There is an injunction that could be applied as well to ministers as to gamblers or even smokers: quit while you're ahead. Unfortunately, it is not advice this Government always understands.
Last summer England joined Scotland and much of Europe when the long-heralded law banning smoking in public places finally came into effect. We would have preferred a ban that was driven by the market, rather than by legislative diktat: one that pubs and clubs – say – would choose to impose because they attracted more custom that way, rather than because the Government told them to.
In the event, though, the move seemed to chime with the public mood. The prohibition has been widely observed, with relatively few businesses complaining that profits have declined. Smoking is reported to be down sharply, which should be good for the nation's health.
Then last autumn, in an effort designed specifically to cut the number of young smokers, the legal minimum age for buying tobacco was increased from 16 to 18. Bringing the law on tobacco into line with that for alcohol seemed an entirely sensible move. And again, aside from a few predictable grumbles, the change seemed to be quickly accepted.
Now, though, the Government – in the person of the minister for public health, Dawn Primarolo – seems to be pressing its case too far. Among the new measures she is considering to discourage young smokers is a requirement that shops remove cigarettes and tobacco products from view. Shops would have to sell tobacco literally under the counter.
The thinking is that invisibility would reduce the temptation: out of sight and out of mind. We wonder, though, whether it might not rather introduce an additional element of desirability, as cigarettes came to be seen even more as forbidden fruit. By all means require cigarettes to be kept beyond reach behind the counter – they are mostly there already. Having to ask for them may make the purchaser think twice and gives the sales assistant time to verify ID if necessary.
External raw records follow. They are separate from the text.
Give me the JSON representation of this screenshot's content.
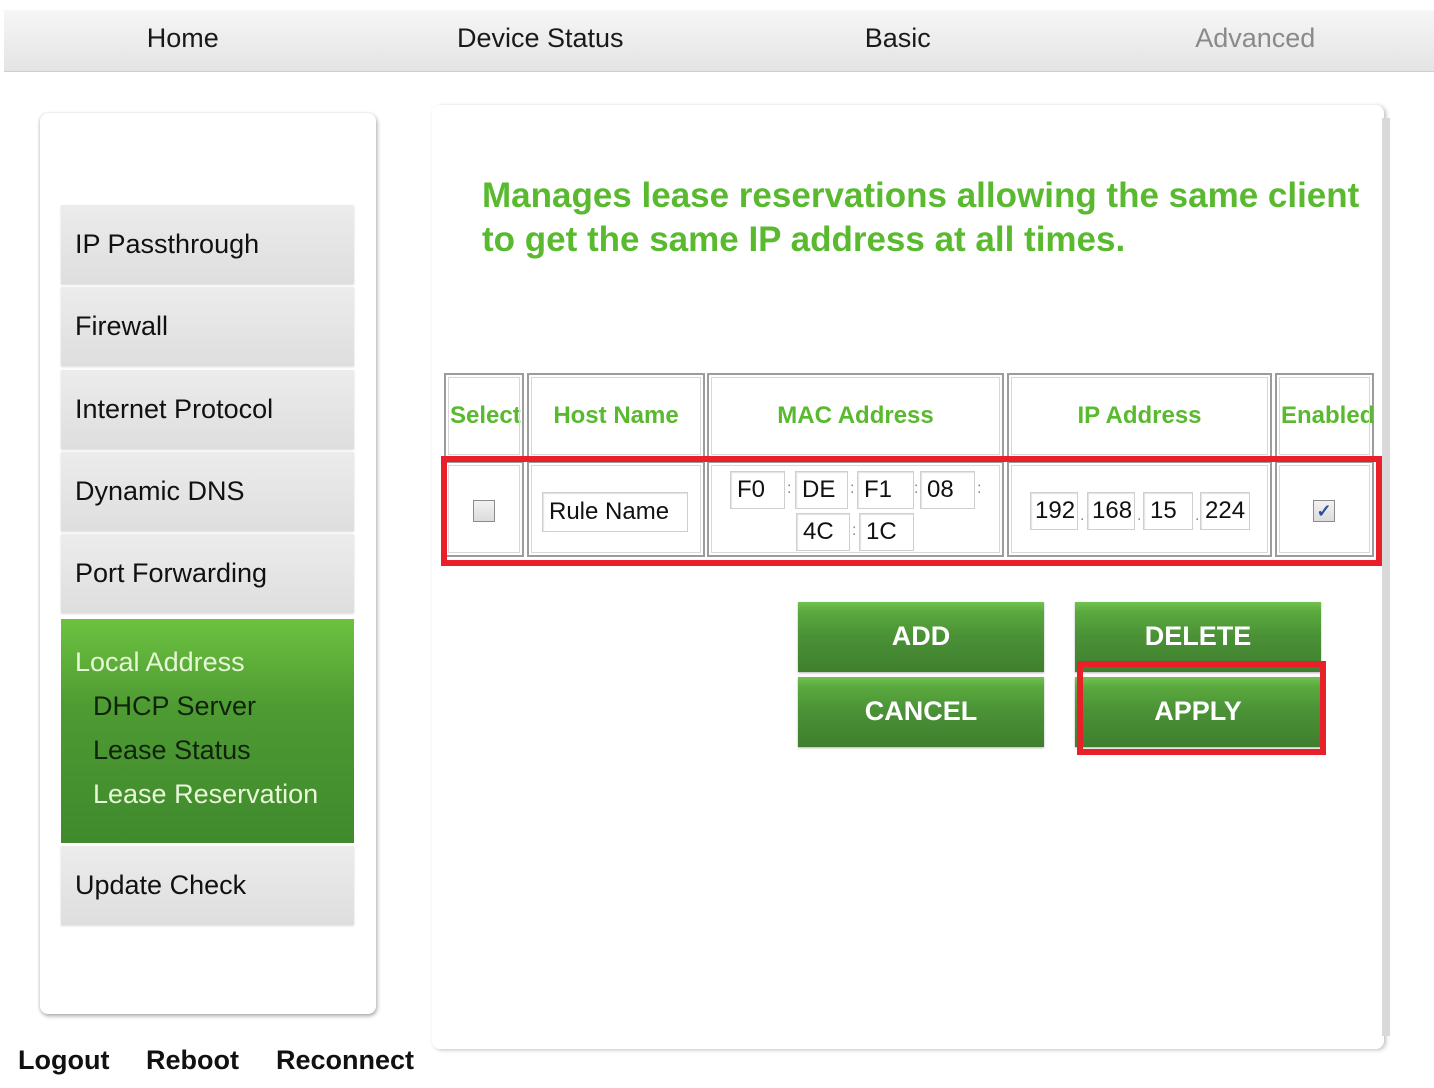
{
  "nav": {
    "tabs": [
      {
        "label": "Home"
      },
      {
        "label": "Device Status"
      },
      {
        "label": "Basic"
      },
      {
        "label": "Advanced"
      }
    ]
  },
  "sidebar": {
    "items": [
      {
        "label": "IP Passthrough"
      },
      {
        "label": "Firewall"
      },
      {
        "label": "Internet Protocol"
      },
      {
        "label": "Dynamic DNS"
      },
      {
        "label": "Port Forwarding"
      }
    ],
    "active_group": {
      "label": "Local Address",
      "subitems": [
        {
          "label": "DHCP Server"
        },
        {
          "label": "Lease Status"
        },
        {
          "label": "Lease Reservation"
        }
      ]
    },
    "after_items": [
      {
        "label": "Update Check"
      }
    ]
  },
  "footer": {
    "logout": "Logout",
    "reboot": "Reboot",
    "reconnect": "Reconnect"
  },
  "main": {
    "description": "Manages lease reservations allowing the same client to get the same IP address at all times.",
    "table": {
      "headers": {
        "select": "Select",
        "host_name": "Host Name",
        "mac_address": "MAC Address",
        "ip_address": "IP Address",
        "enabled": "Enabled"
      },
      "row": {
        "select_checked": false,
        "host_name": "Rule Name",
        "mac": [
          "F0",
          "DE",
          "F1",
          "08",
          "4C",
          "1C"
        ],
        "ip": [
          "192",
          "168",
          "15",
          "224"
        ],
        "enabled_checked": true,
        "mac_separator": ":",
        "ip_separator": "."
      }
    },
    "buttons": {
      "add": "ADD",
      "delete": "DELETE",
      "cancel": "CANCEL",
      "apply": "APPLY"
    }
  },
  "colors": {
    "accent_green": "#59b92f",
    "button_green": "#4a9136",
    "highlight_red": "#e8202a"
  }
}
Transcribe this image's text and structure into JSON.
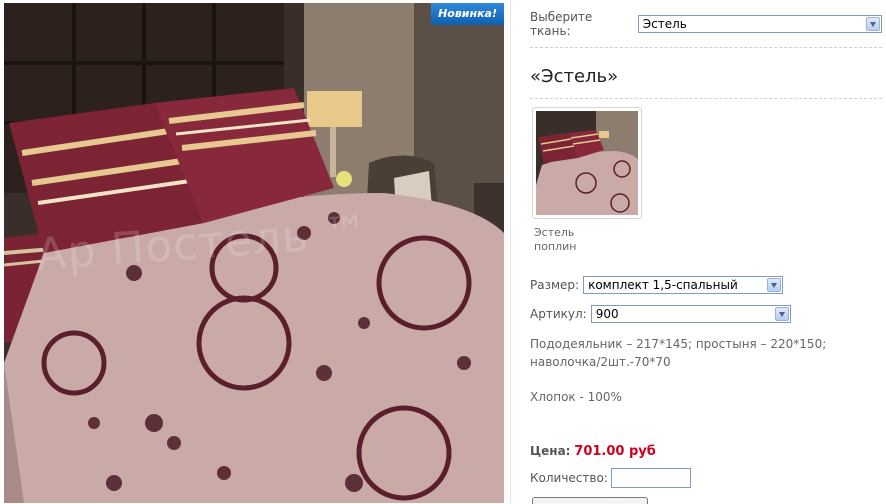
{
  "photo": {
    "badge": "Новинка!",
    "watermark": "Ар Постель ™"
  },
  "fabric": {
    "label": "Выберите ткань:",
    "value": "Эстель"
  },
  "product": {
    "title": "«Эстель»",
    "thumb_caption_line1": "Эстель",
    "thumb_caption_line2": "поплин"
  },
  "size": {
    "label": "Размер:",
    "value": "комплект 1,5-спальный"
  },
  "article": {
    "label": "Артикул:",
    "value": "900"
  },
  "description": {
    "line1": "Пододеяльник – 217*145; простыня – 220*150;",
    "line2": "наволочка/2шт.-70*70",
    "material": "Хлопок - 100%"
  },
  "price": {
    "label": "Цена:",
    "value": "701.00 руб"
  },
  "quantity": {
    "label": "Количество:",
    "value": ""
  },
  "colors": {
    "badge": "#1f74c8",
    "price": "#d0001e",
    "select_border": "#7f9db9"
  }
}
So long as tobacco – and, for that matter, alcohol – are legal, however, it is ridiculous to suggest that there should be a ban on displaying them. Temptation and choice are integral to marketing and consumption in the modern world. Coping with that is part of being an adult.
If there is any tightening up to be done, it is in enforcing the existing age restriction on buyers, whether of cigarettes or alcohol. Shopkeepers caught selling to minors – either because they are careless or feel intimidated – should be subject to the full force of the law. Selling cigarettes and tobacco under the counter would be every bit as reprehensible as it sounds.